For each line below that holds "true", return the line as it stands.

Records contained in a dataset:
[Start of Attachment]

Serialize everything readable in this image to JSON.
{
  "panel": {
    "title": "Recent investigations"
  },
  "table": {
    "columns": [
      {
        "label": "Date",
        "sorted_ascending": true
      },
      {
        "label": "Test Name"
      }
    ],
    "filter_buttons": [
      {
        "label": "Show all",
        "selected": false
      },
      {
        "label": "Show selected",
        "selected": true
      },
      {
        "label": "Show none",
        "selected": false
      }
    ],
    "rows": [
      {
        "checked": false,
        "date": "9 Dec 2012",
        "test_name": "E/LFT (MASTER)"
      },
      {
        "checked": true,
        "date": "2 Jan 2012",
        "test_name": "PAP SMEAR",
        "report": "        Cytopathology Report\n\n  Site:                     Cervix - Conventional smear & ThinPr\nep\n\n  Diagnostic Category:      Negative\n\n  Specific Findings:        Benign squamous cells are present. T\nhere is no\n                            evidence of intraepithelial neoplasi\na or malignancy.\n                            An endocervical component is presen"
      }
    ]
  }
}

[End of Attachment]

# SOLUTION
        "sorted_ascending": true
        "selected": true
        "checked": true,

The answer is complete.